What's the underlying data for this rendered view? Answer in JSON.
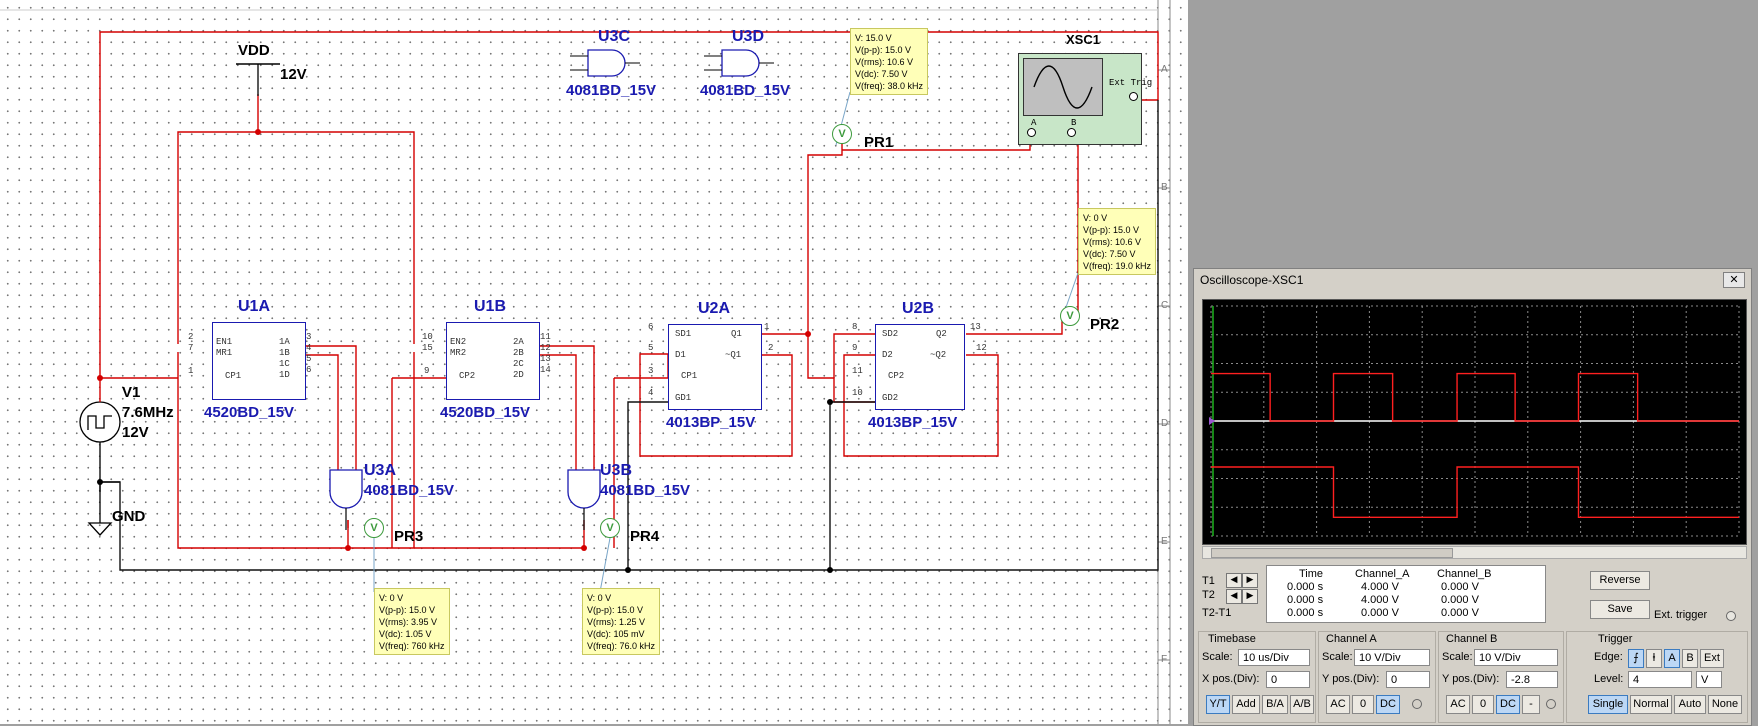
{
  "schematic": {
    "components": {
      "u1a": {
        "ref": "U1A",
        "part": "4520BD_15V",
        "pins_left": [
          "2",
          "7",
          "1"
        ],
        "pin_labels_left": [
          "EN1",
          "MR1",
          "CP1"
        ],
        "pins_right": [
          "3",
          "4",
          "5",
          "6"
        ],
        "pin_labels_right": [
          "1A",
          "1B",
          "1C",
          "1D"
        ]
      },
      "u1b": {
        "ref": "U1B",
        "part": "4520BD_15V",
        "pins_left": [
          "10",
          "15",
          "9"
        ],
        "pin_labels_left": [
          "EN2",
          "MR2",
          "CP2"
        ],
        "pins_right": [
          "11",
          "12",
          "13",
          "14"
        ],
        "pin_labels_right": [
          "2A",
          "2B",
          "2C",
          "2D"
        ]
      },
      "u2a": {
        "ref": "U2A",
        "part": "4013BP_15V",
        "pins_left": [
          "6",
          "5",
          "3",
          "4"
        ],
        "pin_labels_left": [
          "SD1",
          "D1",
          "CP1",
          "GD1"
        ],
        "pins_right": [
          "1",
          "2"
        ],
        "pin_labels_right": [
          "Q1",
          "~Q1"
        ]
      },
      "u2b": {
        "ref": "U2B",
        "part": "4013BP_15V",
        "pins_left": [
          "8",
          "9",
          "11",
          "10"
        ],
        "pin_labels_left": [
          "SD2",
          "D2",
          "CP2",
          "GD2"
        ],
        "pins_right": [
          "13",
          "12"
        ],
        "pin_labels_right": [
          "Q2",
          "~Q2"
        ]
      },
      "u3a": {
        "ref": "U3A",
        "part": "4081BD_15V"
      },
      "u3b": {
        "ref": "U3B",
        "part": "4081BD_15V"
      },
      "u3c": {
        "ref": "U3C",
        "part": "4081BD_15V"
      },
      "u3d": {
        "ref": "U3D",
        "part": "4081BD_15V"
      },
      "v1": {
        "ref": "V1",
        "freq": "7.6MHz",
        "amp": "12V"
      },
      "vdd": {
        "ref": "VDD",
        "value": "12V"
      },
      "gnd": {
        "ref": "GND"
      },
      "xsc1": {
        "ref": "XSC1",
        "ch_a": "A",
        "ch_b": "B",
        "ext": "Ext Trig"
      }
    },
    "probes": {
      "pr1": {
        "ref": "PR1",
        "symbol": "V",
        "readings": [
          "V: 15.0 V",
          "V(p-p): 15.0 V",
          "V(rms): 10.6 V",
          "V(dc): 7.50 V",
          "V(freq): 38.0 kHz"
        ]
      },
      "pr2": {
        "ref": "PR2",
        "symbol": "V",
        "readings": [
          "V: 0 V",
          "V(p-p): 15.0 V",
          "V(rms): 10.6 V",
          "V(dc): 7.50 V",
          "V(freq): 19.0 kHz"
        ]
      },
      "pr3": {
        "ref": "PR3",
        "symbol": "V",
        "readings": [
          "V: 0 V",
          "V(p-p): 15.0 V",
          "V(rms): 3.95 V",
          "V(dc): 1.05 V",
          "V(freq): 760 kHz"
        ]
      },
      "pr4": {
        "ref": "PR4",
        "symbol": "V",
        "readings": [
          "V: 0 V",
          "V(p-p): 15.0 V",
          "V(rms): 1.25 V",
          "V(dc): 105 mV",
          "V(freq): 76.0 kHz"
        ]
      }
    },
    "border_marks": {
      "right": [
        "A",
        "B",
        "C",
        "D",
        "E",
        "F"
      ]
    }
  },
  "oscilloscope": {
    "title": "Oscilloscope-XSC1",
    "close": "✕",
    "colors": {
      "trace_a": "#ff2020",
      "trace_b": "#ff2020",
      "grid": "#8a8a8a",
      "screen": "#000000"
    },
    "readout": {
      "headers": [
        "Time",
        "Channel_A",
        "Channel_B"
      ],
      "rows": [
        {
          "label": "T1",
          "time": "0.000 s",
          "a": "4.000 V",
          "b": "0.000 V"
        },
        {
          "label": "T2",
          "time": "0.000 s",
          "a": "4.000 V",
          "b": "0.000 V"
        },
        {
          "label": "T2-T1",
          "time": "0.000 s",
          "a": "0.000 V",
          "b": "0.000 V"
        }
      ]
    },
    "buttons": {
      "reverse": "Reverse",
      "save": "Save",
      "ext_trigger": "Ext. trigger"
    },
    "timebase": {
      "title": "Timebase",
      "scale_label": "Scale:",
      "scale": "10 us/Div",
      "xpos_label": "X pos.(Div):",
      "xpos": "0",
      "modes": [
        "Y/T",
        "Add",
        "B/A",
        "A/B"
      ]
    },
    "channel_a": {
      "title": "Channel A",
      "scale_label": "Scale:",
      "scale": "10  V/Div",
      "ypos_label": "Y pos.(Div):",
      "ypos": "0",
      "coupling": [
        "AC",
        "0",
        "DC"
      ]
    },
    "channel_b": {
      "title": "Channel B",
      "scale_label": "Scale:",
      "scale": "10  V/Div",
      "ypos_label": "Y pos.(Div):",
      "ypos": "-2.8",
      "coupling": [
        "AC",
        "0",
        "DC",
        "-"
      ]
    },
    "trigger": {
      "title": "Trigger",
      "edge_label": "Edge:",
      "edges": [
        "A",
        "B",
        "Ext"
      ],
      "level_label": "Level:",
      "level": "4",
      "level_unit": "V",
      "modes": [
        "Single",
        "Normal",
        "Auto",
        "None"
      ]
    }
  }
}
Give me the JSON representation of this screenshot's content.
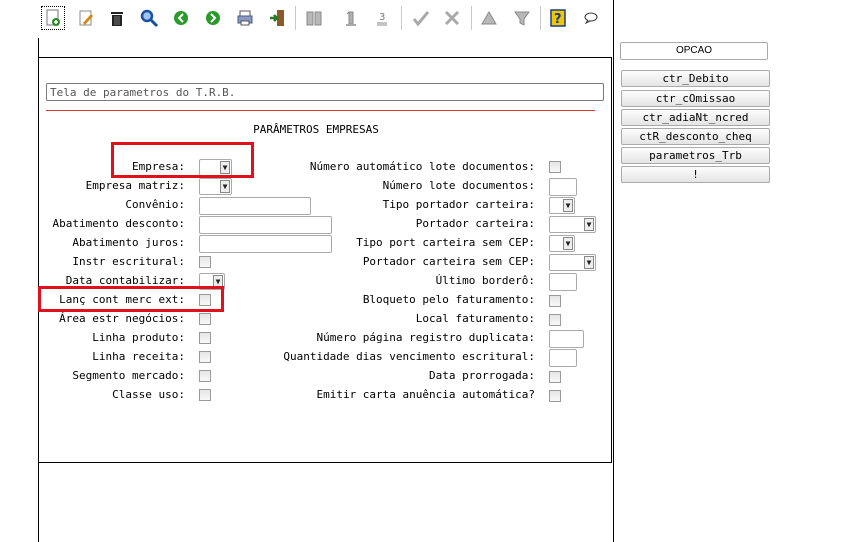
{
  "toolbar": {
    "buttons": [
      {
        "name": "new-icon",
        "color": "#2a8a2a"
      },
      {
        "name": "edit-icon",
        "color": "#d08a10"
      },
      {
        "name": "delete-icon",
        "color": "#222222"
      },
      {
        "name": "search-icon",
        "color": "#1a4fa0"
      },
      {
        "name": "back-icon",
        "color": "#2a9a2a"
      },
      {
        "name": "forward-icon",
        "color": "#2a9a2a"
      },
      {
        "name": "print-icon",
        "color": "#4a5a8a"
      },
      {
        "name": "exit-icon",
        "color": "#2a7a2a"
      },
      {
        "name": "book-icon",
        "color": "#aaaaaa"
      },
      {
        "name": "first-icon",
        "color": "#aaaaaa"
      },
      {
        "name": "list-icon",
        "color": "#aaaaaa"
      },
      {
        "name": "check-icon",
        "color": "#aaaaaa"
      },
      {
        "name": "tools-icon",
        "color": "#aaaaaa"
      },
      {
        "name": "triangle-up-icon",
        "color": "#aaaaaa"
      },
      {
        "name": "filter-icon",
        "color": "#aaaaaa"
      },
      {
        "name": "help-icon",
        "color": "#d4a800"
      },
      {
        "name": "chat-icon",
        "color": "#333333"
      }
    ]
  },
  "form": {
    "title_value": "Tela de parametros do T.R.B.",
    "section_title": "PARÂMETROS EMPRESAS",
    "left_labels": {
      "empresa": "Empresa:",
      "empresa_matriz": "Empresa matriz:",
      "convenio": "Convênio:",
      "abatimento_desconto": "Abatimento desconto:",
      "abatimento_juros": "Abatimento juros:",
      "instr_escritural": "Instr escritural:",
      "data_contabilizar": "Data contabilizar:",
      "lanc_cont_merc_ext": "Lanç cont merc ext:",
      "area_estr_negocios": "Área estr negócios:",
      "linha_produto": "Linha produto:",
      "linha_receita": "Linha receita:",
      "segmento_mercado": "Segmento mercado:",
      "classe_uso": "Classe uso:"
    },
    "right_labels": {
      "numero_automatico_lote": "Número automático lote documentos:",
      "numero_lote": "Número lote documentos:",
      "tipo_portador_carteira": "Tipo portador carteira:",
      "portador_carteira": "Portador carteira:",
      "tipo_port_carteira_sem_cep": "Tipo port carteira sem CEP:",
      "portador_carteira_sem_cep": "Portador carteira sem CEP:",
      "ultimo_bordero": "Último borderô:",
      "bloqueto_faturamento": "Bloqueto pelo faturamento:",
      "local_faturamento": "Local faturamento:",
      "numero_pagina_registro": "Número página registro duplicata:",
      "quantidade_dias_vencimento": "Quantidade dias vencimento escritural:",
      "data_prorrogada": "Data prorrogada:",
      "emitir_carta_anuencia": "Emitir carta anuência automática?"
    },
    "highlight_color": "#e0101c"
  },
  "options": {
    "header": "OPCAO",
    "buttons": [
      "ctr_Debito",
      "ctr_cOmissao",
      "ctr_adiaNt_ncred",
      "ctR_desconto_cheq",
      "parametros_Trb",
      "!"
    ]
  }
}
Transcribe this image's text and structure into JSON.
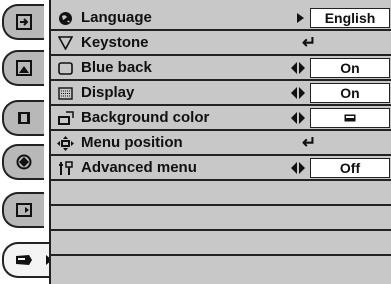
{
  "menu": {
    "tabs": [
      {
        "icon": "input-icon"
      },
      {
        "icon": "picture-adjust-icon"
      },
      {
        "icon": "screen-icon"
      },
      {
        "icon": "image-select-icon"
      },
      {
        "icon": "sound-icon"
      },
      {
        "icon": "setting-icon",
        "active": true
      }
    ],
    "items": [
      {
        "label": "Language",
        "icon": "globe-icon",
        "control": "submenu",
        "value": "English"
      },
      {
        "label": "Keystone",
        "icon": "keystone-icon",
        "control": "enter"
      },
      {
        "label": "Blue back",
        "icon": "blue-back-icon",
        "control": "toggle",
        "value": "On"
      },
      {
        "label": "Display",
        "icon": "display-icon",
        "control": "toggle",
        "value": "On"
      },
      {
        "label": "Background color",
        "icon": "background-color-icon",
        "control": "toggle",
        "value_icon": "color-swatch-icon"
      },
      {
        "label": "Menu position",
        "icon": "menu-position-icon",
        "control": "enter"
      },
      {
        "label": "Advanced menu",
        "icon": "advanced-menu-icon",
        "control": "toggle",
        "value": "Off"
      }
    ]
  }
}
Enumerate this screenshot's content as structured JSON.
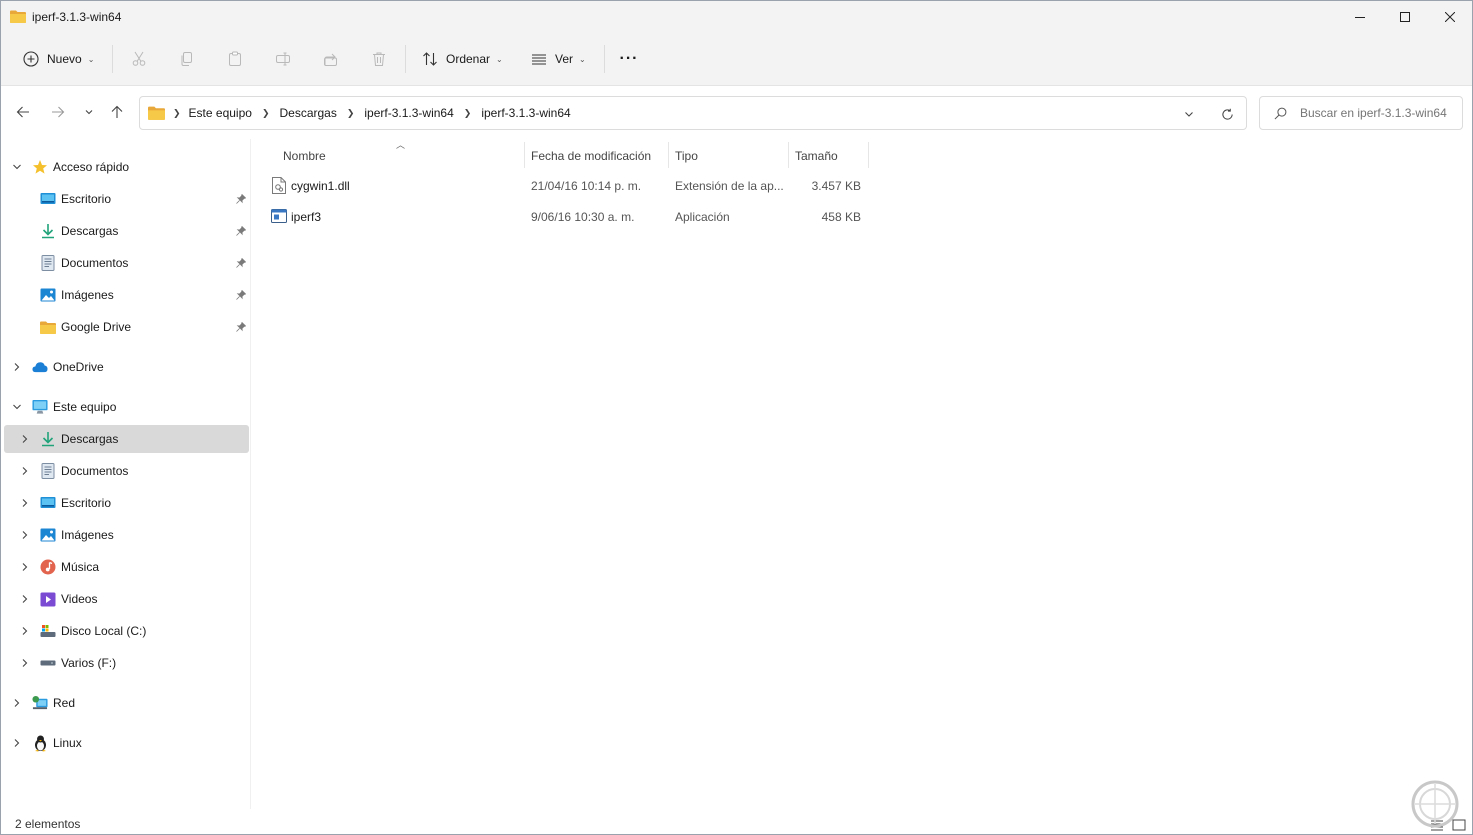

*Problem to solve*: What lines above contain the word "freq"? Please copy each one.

*Answer box*:
        "freq": "7.6MHz",
          "V(freq): 38.0 kHz"
          "V(freq): 19.0 kHz"
          "V(freq): 760 kHz"
          "V(freq): 76.0 kHz"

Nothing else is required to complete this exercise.